Sure, you can argue openness makes a huge difference, but how I see openness playing out is that a tiny portion have truly open adoptions with deep mutual respect going both ways. The rest seems to be a chore the adoptive parents (sometimes grudgingly) do, or find reasons not to do, leaving the only benefit being that hopefully the child knows who their mother by birth is for the future. I don’t consider sending updates to the mother by birth to be an open adoption, especially if the mother by birth doesn’t respond because that says she doesn’t feel welcome too, rather, fears overstepping and risking getting cut off. I do know some mother’s by birth flake and/or are dealing with their own challenges. Whatever the reason, I don’t see the benefit to the child when there is no relationship, and relationships without visits to get to know each other really aren’t to benefit the child, are they. I don’t see actions and attitudes matching that spirit in enough adoptive families to say adoption today is any better than my era.
Which brings me to the quotes below. Quotes I agree with and have said something similar many times. The first quote is where I think we need to return to, note there is an assumption that preservation of the family unit comes before moving to the finding a home that is suitable for that child.
Adoption is a way of providing families for children who cannot be cared for by their own parents. Its main purpose is to provide suitable families for those children who lack permanent homes and an opportunity for a good family life.
Children’s Bureau Folder No. 47 – 1959
The quote below is even more specific in who is the most important one of all, the child. It looks beyond the paying client and looks to who among the many families wishing to adopt would match the needs of what that child will have, which include similarities in personalities and interests. That requires getting to know both sides and trying to match similar with similar.

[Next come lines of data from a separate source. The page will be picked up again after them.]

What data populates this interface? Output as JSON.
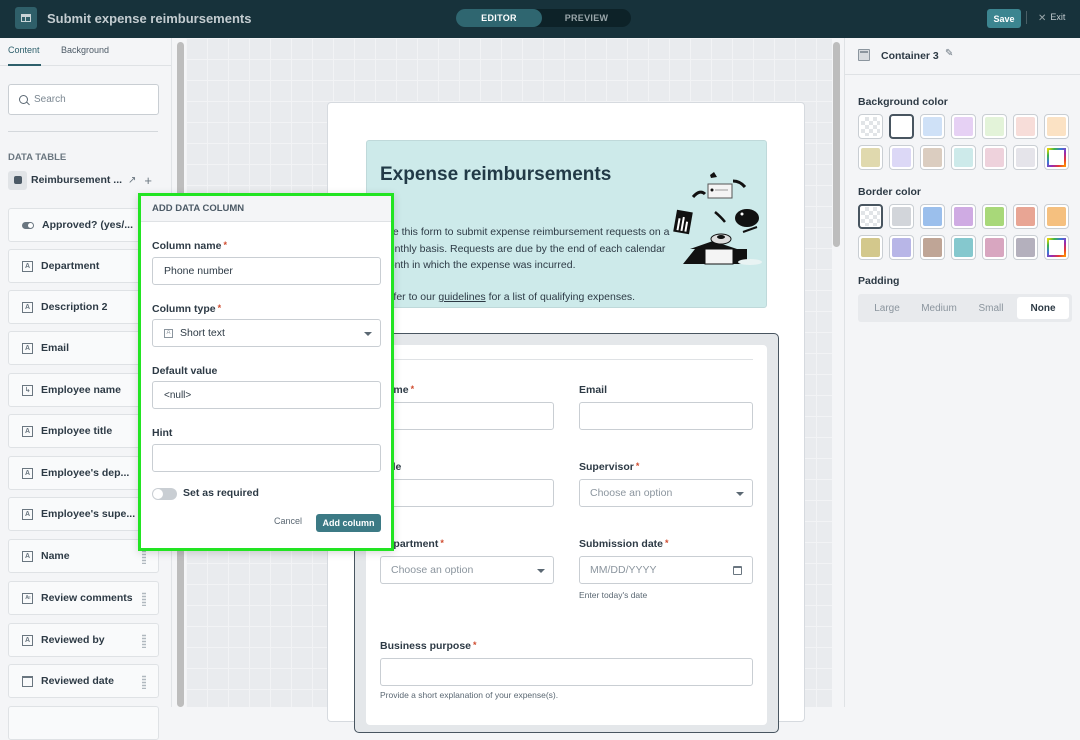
{
  "topbar": {
    "app_icon": "app-layout-icon",
    "title": "Submit expense reimbursements",
    "modes": [
      {
        "label": "EDITOR",
        "active": true
      },
      {
        "label": "PREVIEW",
        "active": false
      }
    ],
    "save_label": "Save",
    "exit_label": "Exit"
  },
  "left_panel": {
    "tabs": [
      {
        "label": "Content",
        "active": true
      },
      {
        "label": "Background",
        "active": false
      }
    ],
    "search_placeholder": "Search",
    "section_label": "DATA TABLE",
    "table_name": "Reimbursement ...",
    "columns": [
      {
        "label": "Approved? (yes/...",
        "icon": "toggle-icon"
      },
      {
        "label": "Department",
        "icon": "text-icon"
      },
      {
        "label": "Description 2",
        "icon": "text-icon"
      },
      {
        "label": "Email",
        "icon": "text-icon"
      },
      {
        "label": "Employee name",
        "icon": "user-select-icon"
      },
      {
        "label": "Employee title",
        "icon": "text-icon"
      },
      {
        "label": "Employee's dep...",
        "icon": "text-icon"
      },
      {
        "label": "Employee's supe...",
        "icon": "text-icon"
      },
      {
        "label": "Name",
        "icon": "text-icon"
      },
      {
        "label": "Review comments",
        "icon": "long-text-icon"
      },
      {
        "label": "Reviewed by",
        "icon": "text-icon"
      },
      {
        "label": "Reviewed date",
        "icon": "calendar-icon"
      }
    ]
  },
  "dialog": {
    "title": "ADD DATA COLUMN",
    "column_name_label": "Column name",
    "column_name_value": "Phone number",
    "column_type_label": "Column type",
    "column_type_value": "Short text",
    "default_value_label": "Default value",
    "default_value": "<null>",
    "hint_label": "Hint",
    "hint_value": "",
    "required_label": "Set as required",
    "required": false,
    "cancel_label": "Cancel",
    "add_label": "Add column"
  },
  "form": {
    "title": "Expense reimbursements",
    "intro": "Use this form to submit expense reimbursement requests on a monthly basis. Requests are due by the end of each calendar month in which the expense was incurred.",
    "refer_prefix": "Refer to our ",
    "refer_link": "guidelines",
    "refer_suffix": " for a list of qualifying expenses.",
    "fields": {
      "name_label": "Name",
      "email_label": "Email",
      "title_label": "Title",
      "supervisor_label": "Supervisor",
      "supervisor_placeholder": "Choose an option",
      "department_label": "Department",
      "department_placeholder": "Choose an option",
      "submission_label": "Submission date",
      "submission_placeholder": "MM/DD/YYYY",
      "submission_hint": "Enter today's date",
      "purpose_label": "Business purpose",
      "purpose_hint": "Provide a short explanation of your expense(s)."
    }
  },
  "right_panel": {
    "title": "Container 3",
    "background_label": "Background color",
    "background_colors": [
      "transparent",
      "#ffffff",
      "#cfe1f7",
      "#e6d1f4",
      "#e3f3d9",
      "#f7ddd9",
      "#fbe2c4",
      "#e0d9ae",
      "#dcd8f6",
      "#dbcdc0",
      "#cdeaea",
      "#eed2dc",
      "#e5e4ea",
      "custom"
    ],
    "background_selected": 1,
    "border_label": "Border color",
    "border_colors": [
      "transparent",
      "#d2d5da",
      "#9bbfec",
      "#cfabe3",
      "#a8d879",
      "#e8a594",
      "#f5c07f",
      "#d3c88c",
      "#b8b6e7",
      "#bfa596",
      "#85c8ce",
      "#d8a6c0",
      "#b4b0bd",
      "custom"
    ],
    "border_selected": 0,
    "padding_label": "Padding",
    "padding_options": [
      "Large",
      "Medium",
      "Small",
      "None"
    ],
    "padding_selected": "None"
  }
}
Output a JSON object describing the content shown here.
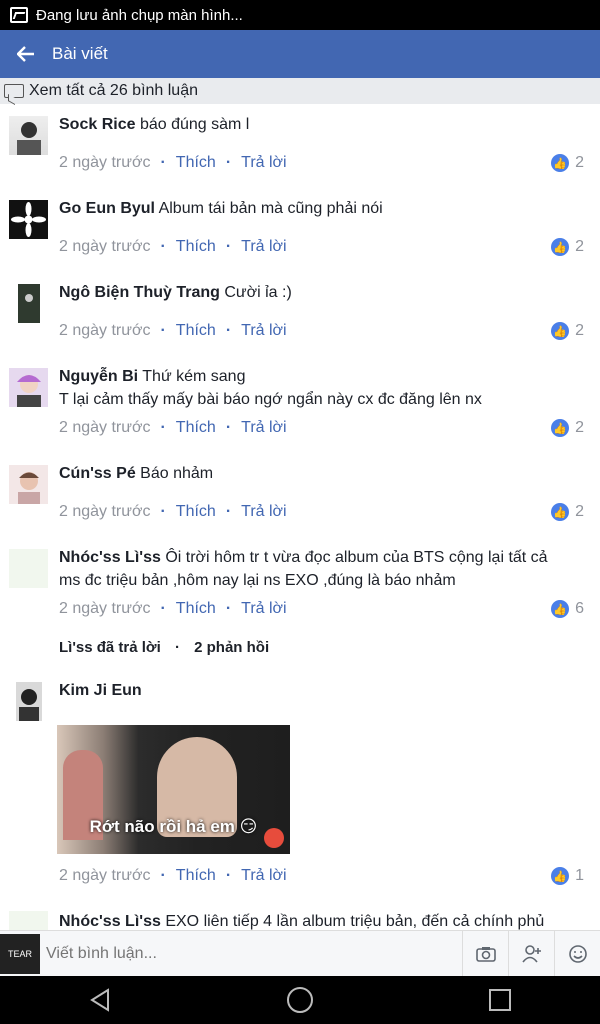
{
  "status_bar": {
    "text": "Đang lưu ảnh chụp màn hình..."
  },
  "app_bar": {
    "title": "Bài viết"
  },
  "view_all": {
    "label": "Xem tất cả 26 bình luận"
  },
  "comments": [
    {
      "author": "Sock Rice",
      "text": "báo đúng sàm l",
      "time": "2 ngày trước",
      "like": "Thích",
      "reply": "Trả lời",
      "likes": "2"
    },
    {
      "author": "Go Eun Byul",
      "text": "Album tái bản mà cũng phải nói",
      "time": "2 ngày trước",
      "like": "Thích",
      "reply": "Trả lời",
      "likes": "2"
    },
    {
      "author": "Ngô Biện Thuỳ Trang",
      "text": "Cười ỉa :)",
      "time": "2 ngày trước",
      "like": "Thích",
      "reply": "Trả lời",
      "likes": "2"
    },
    {
      "author": "Nguyễn Bi",
      "text": "Thứ kém sang",
      "text2": "T lại cảm thấy mấy bài báo ngớ ngẩn này cx đc đăng lên nx",
      "time": "2 ngày trước",
      "like": "Thích",
      "reply": "Trả lời",
      "likes": "2"
    },
    {
      "author": "Cún'ss Pé",
      "text": "Báo nhảm",
      "time": "2 ngày trước",
      "like": "Thích",
      "reply": "Trả lời",
      "likes": "2"
    },
    {
      "author": "Nhóc'ss Lì'ss",
      "text": "Ôi trời hôm tr t vừa đọc album của BTS cộng lại tất cả",
      "text2": "ms đc triệu bản ,hôm nay lại ns EXO ,đúng là báo nhảm",
      "time": "2 ngày trước",
      "like": "Thích",
      "reply": "Trả lời",
      "likes": "6"
    }
  ],
  "replies": {
    "who": "Lì'ss đã trả lời",
    "count": "2 phản hồi"
  },
  "reply_comment": {
    "author": "Kim Ji Eun",
    "image_caption": "Rớt não rồi hả em 😏",
    "time": "2 ngày trước",
    "like": "Thích",
    "reply": "Trả lời",
    "likes": "1"
  },
  "last_comment": {
    "author": "Nhóc'ss Lì'ss",
    "text": "EXO liên tiếp 4 lần album triệu bản, đến cả chính phủ"
  },
  "composer": {
    "placeholder": "Viết bình luận...",
    "avatar_text": "TEAR"
  },
  "colors": {
    "brand": "#4267b2",
    "like_badge": "#4a7fe8",
    "muted": "#90949c"
  },
  "icons": [
    "screenshot-icon",
    "back-arrow-icon",
    "comment-bubble-icon",
    "thumbs-up-icon",
    "camera-icon",
    "add-friend-icon",
    "emoji-icon",
    "nav-back-icon",
    "nav-home-icon",
    "nav-recents-icon"
  ]
}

While everyone sympathizes with a couple’s wish to adopt a child, the couple’s needs cannot be placed above those of the child. If a home is to be found for a child rather than a child for a home, all professions concerned with the adoption must have a strong interest in the well-being of children. The attorney though concerned with the need to provide legal protections for all those involved in adoption is sensitive to the importance of a secure and happy future for each child who is placed for adoption.

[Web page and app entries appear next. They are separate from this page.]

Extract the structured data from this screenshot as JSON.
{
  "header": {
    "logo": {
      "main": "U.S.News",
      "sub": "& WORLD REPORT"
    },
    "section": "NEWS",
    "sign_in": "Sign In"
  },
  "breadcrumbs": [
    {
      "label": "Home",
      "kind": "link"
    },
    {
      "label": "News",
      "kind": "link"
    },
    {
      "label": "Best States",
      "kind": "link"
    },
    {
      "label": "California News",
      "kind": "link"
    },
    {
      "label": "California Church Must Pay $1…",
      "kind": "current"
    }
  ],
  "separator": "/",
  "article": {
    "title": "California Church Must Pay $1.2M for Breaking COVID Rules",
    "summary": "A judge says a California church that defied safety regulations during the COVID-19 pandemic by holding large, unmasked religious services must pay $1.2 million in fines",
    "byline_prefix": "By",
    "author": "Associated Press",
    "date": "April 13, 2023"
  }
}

Children’s Bureau Folder No. 47 – 1959
Mind you, the above quotes were taken from an era when good social agencies actively strove to put a child in a home that should have similar personalities, likes, interests the child may have inherited and would be a good fit. I also know that desire to do right by the child wasn’t across the board back then. But at least they’d thought about it, tried to instill it as a mindset on behalf of the child.
How many adoption agencies, lawyers, or any other type of adoption professional today even *thinks* about whether a home is good for that particular child? Maybe it happens in foster care adoption, but does it even register in the minds of private adoption professionals? Do they even suggest to the expectant mother to look for similarities in interests and personalities, so hopefully a match would work for the child?

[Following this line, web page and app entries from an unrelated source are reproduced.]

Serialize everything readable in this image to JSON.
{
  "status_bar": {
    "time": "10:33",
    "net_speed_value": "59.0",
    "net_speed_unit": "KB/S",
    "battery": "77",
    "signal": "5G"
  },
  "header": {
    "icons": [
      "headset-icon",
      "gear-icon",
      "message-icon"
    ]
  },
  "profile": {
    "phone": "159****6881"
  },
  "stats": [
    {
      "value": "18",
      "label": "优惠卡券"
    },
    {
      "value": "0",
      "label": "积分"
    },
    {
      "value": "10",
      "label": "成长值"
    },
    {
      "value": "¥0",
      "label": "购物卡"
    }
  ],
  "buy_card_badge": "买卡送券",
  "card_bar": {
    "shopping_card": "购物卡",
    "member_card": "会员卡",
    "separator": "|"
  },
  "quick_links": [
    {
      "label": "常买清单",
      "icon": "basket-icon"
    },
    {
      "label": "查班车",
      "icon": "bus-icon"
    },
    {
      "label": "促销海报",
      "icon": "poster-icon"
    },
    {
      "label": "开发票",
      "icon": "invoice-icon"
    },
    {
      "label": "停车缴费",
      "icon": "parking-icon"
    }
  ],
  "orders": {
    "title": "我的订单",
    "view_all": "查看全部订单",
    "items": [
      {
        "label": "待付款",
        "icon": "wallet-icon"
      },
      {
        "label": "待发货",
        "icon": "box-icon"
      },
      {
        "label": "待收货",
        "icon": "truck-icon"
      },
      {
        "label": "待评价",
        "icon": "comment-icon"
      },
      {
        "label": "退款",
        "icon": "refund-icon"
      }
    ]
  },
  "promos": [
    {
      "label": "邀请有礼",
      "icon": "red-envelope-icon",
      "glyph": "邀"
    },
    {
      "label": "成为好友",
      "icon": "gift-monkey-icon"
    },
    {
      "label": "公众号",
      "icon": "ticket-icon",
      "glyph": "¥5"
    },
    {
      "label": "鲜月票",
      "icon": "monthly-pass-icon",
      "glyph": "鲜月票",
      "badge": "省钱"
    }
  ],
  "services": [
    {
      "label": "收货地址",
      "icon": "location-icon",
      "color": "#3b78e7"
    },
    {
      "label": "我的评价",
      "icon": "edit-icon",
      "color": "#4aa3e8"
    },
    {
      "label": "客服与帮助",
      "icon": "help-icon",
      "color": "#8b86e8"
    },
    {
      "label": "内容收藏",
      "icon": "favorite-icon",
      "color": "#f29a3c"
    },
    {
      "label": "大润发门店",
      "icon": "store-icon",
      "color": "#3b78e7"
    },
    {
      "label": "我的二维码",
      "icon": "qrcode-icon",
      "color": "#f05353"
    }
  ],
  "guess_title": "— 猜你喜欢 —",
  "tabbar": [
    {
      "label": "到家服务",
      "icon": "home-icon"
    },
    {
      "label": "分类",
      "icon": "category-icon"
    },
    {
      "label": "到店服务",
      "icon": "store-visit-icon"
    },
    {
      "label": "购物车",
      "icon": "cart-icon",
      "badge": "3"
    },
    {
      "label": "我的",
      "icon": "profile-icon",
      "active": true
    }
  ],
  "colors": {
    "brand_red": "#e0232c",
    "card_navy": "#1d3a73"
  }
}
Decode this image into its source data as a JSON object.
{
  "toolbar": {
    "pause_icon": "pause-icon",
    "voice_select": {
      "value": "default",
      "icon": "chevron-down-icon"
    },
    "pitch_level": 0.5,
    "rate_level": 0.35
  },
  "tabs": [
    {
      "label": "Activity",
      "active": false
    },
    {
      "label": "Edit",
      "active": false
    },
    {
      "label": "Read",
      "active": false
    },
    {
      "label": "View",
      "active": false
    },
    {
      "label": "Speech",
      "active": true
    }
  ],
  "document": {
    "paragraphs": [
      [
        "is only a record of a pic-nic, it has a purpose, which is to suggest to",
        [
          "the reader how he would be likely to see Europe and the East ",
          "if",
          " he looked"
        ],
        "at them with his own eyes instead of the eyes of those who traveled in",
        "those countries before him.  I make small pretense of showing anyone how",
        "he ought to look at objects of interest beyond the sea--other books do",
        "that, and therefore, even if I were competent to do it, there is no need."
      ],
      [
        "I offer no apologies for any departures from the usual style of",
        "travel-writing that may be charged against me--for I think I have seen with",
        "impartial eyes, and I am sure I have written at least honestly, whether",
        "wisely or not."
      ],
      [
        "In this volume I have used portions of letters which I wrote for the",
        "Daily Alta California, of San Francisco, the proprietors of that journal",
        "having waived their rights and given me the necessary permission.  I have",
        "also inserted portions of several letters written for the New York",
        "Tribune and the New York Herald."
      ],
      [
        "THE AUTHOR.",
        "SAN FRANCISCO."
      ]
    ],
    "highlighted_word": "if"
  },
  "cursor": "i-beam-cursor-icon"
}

Any agency reading this, I’d welcome knowing how your process does this, or if you’ve even tried to do this or gave it any thought. I say this because I’ve read too many stories by adoptees who share no common interests or personalities with either of their adoptive parents, and yet, find they match with members of their family by birth. It matters, I matched dad, but had little in common with mom and while we had a good relationship till the end, it wasn’t as smooth or easy as it was with dad, because we didn’t share any common interests or personality quirks.